##### RECORDS TO PROCESS #####

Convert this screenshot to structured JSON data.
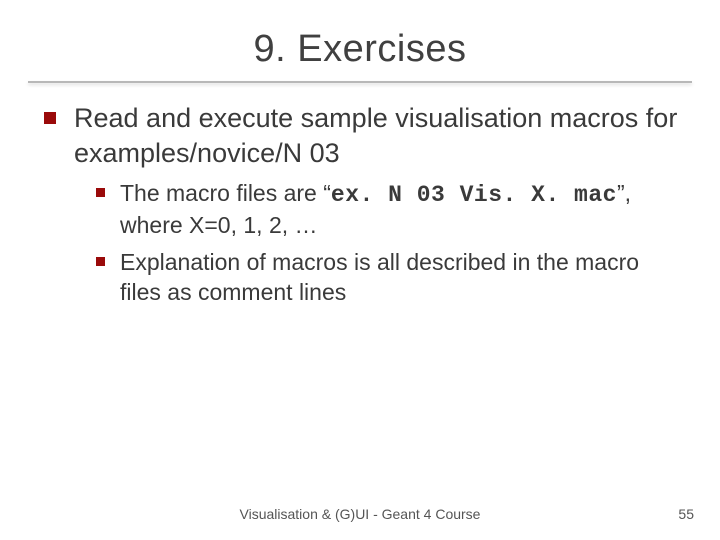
{
  "title": "9. Exercises",
  "bullets": {
    "main": "Read and execute sample visualisation macros for examples/novice/N 03",
    "sub1_pre": "The macro files are “",
    "sub1_code": "ex. N 03 Vis. X. mac",
    "sub1_post": "”, where   X=0, 1, 2, …",
    "sub2": "Explanation of macros is all described in the  macro files as comment lines"
  },
  "footer": {
    "center": "Visualisation & (G)UI - Geant 4 Course",
    "page": "55"
  }
}
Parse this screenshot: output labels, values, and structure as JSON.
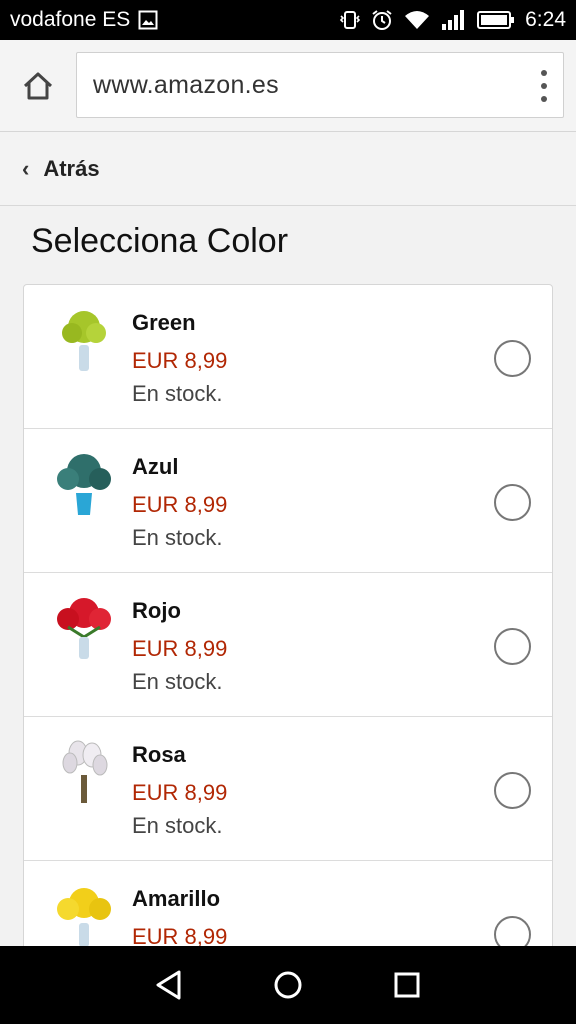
{
  "status_bar": {
    "carrier": "vodafone ES",
    "time": "6:24",
    "icons": [
      "image-icon",
      "vibrate-icon",
      "alarm-icon",
      "wifi-icon",
      "signal-icon",
      "battery-icon"
    ]
  },
  "browser": {
    "url": "www.amazon.es",
    "icons": [
      "home-icon",
      "overflow-menu-icon"
    ]
  },
  "nav": {
    "back_label": "Atrás"
  },
  "page": {
    "title": "Selecciona Color",
    "items": [
      {
        "name": "Green",
        "price": "EUR 8,99",
        "stock": "En stock.",
        "flower_color": "#a6c62a",
        "vase_color": "#c9dbe8"
      },
      {
        "name": "Azul",
        "price": "EUR 8,99",
        "stock": "En stock.",
        "flower_color": "#2f6f6b",
        "vase_color": "#2aa6d6"
      },
      {
        "name": "Rojo",
        "price": "EUR 8,99",
        "stock": "En stock.",
        "flower_color": "#d6182a",
        "vase_color": "#c9dbe8"
      },
      {
        "name": "Rosa",
        "price": "EUR 8,99",
        "stock": "En stock.",
        "flower_color": "#e8e4ea",
        "vase_color": "#6b5a3a"
      },
      {
        "name": "Amarillo",
        "price": "EUR 8,99",
        "stock": "",
        "flower_color": "#f2cf1a",
        "vase_color": "#c9dbe8"
      }
    ]
  },
  "colors": {
    "price": "#b12704",
    "status_bar_bg": "#000000"
  },
  "system_nav": {
    "icons": [
      "back-triangle-icon",
      "home-circle-icon",
      "recents-square-icon"
    ]
  }
}
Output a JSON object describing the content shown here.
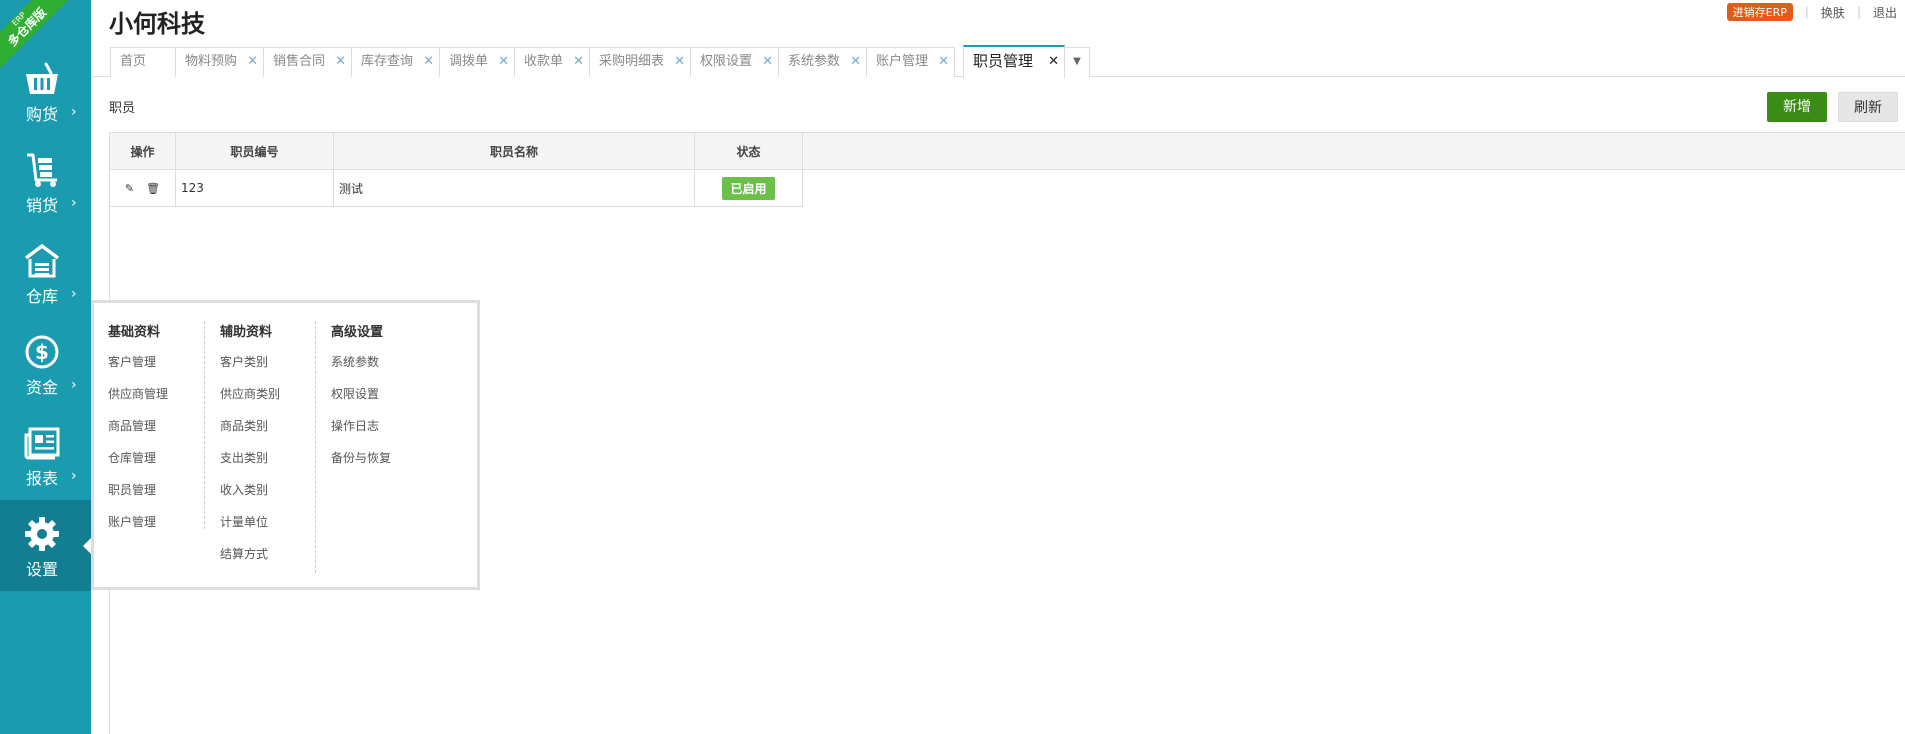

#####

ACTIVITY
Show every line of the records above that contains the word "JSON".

RESPONSE TO THE EXERCISE
Convert this screenshot to structured JSON data.
Parse this screenshot: output labels, values, and structure as JSON.
Output a JSON object describing the content shown here.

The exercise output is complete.